When I ask about where his beans can be purchased outside the market, Dominic emphasizes that he wants to retain his smallness, to keep the business as “non-work.” Instead of mass popularity and being readily available in chain stores, he wants the peaceful and relaxed farmer’s market atmosphere. For him, it’s all about the interaction and conversation, and sharing coffee love.
He explains the process in making decaf beans (with steamed saltwater versus the standard acetone), how Indian monsoons pummel beans in that region and create an entirely different flavour profile. “Do you taste burlap and burnt grass in the light roast?” It’s all about the terroir (soil), we learn, as I get my beans ground for my French press. Like all the market vendors, Dominic loves what he does and sharing how he does it.

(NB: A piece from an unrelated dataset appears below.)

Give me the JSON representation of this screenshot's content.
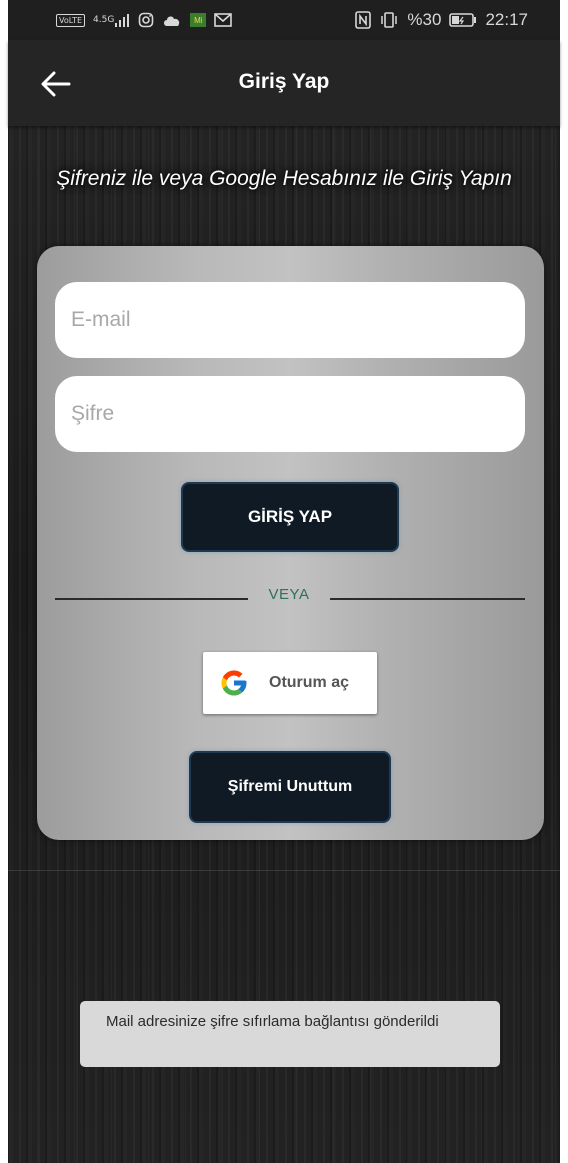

We leave the market, loaded down with pickle jars, mustards, hemp bars, and coffee, feeling like we’ve made a genuine contribution to the local community.
Two days later, back in Toronto, I make note of the Wednesday night market close to my neighbourhood. After talking with the Old Strathcona vendors, I want to hear the story behind the apples and honey I routinely buy. I want to learn about the generations that have tapped the sugar maples to make my syrup. I want to thank the farmer who has toiled to produce the beets and asparagus I fill my vegetable crisper with.
Digging into Bea’s mustard pickles, I realize that despite living in the city, I can still connect with my roots and bring the farm into my home.
Get there: The Old Strathcona Farmers’ Market is open 8-3pm Saturdays, year-round.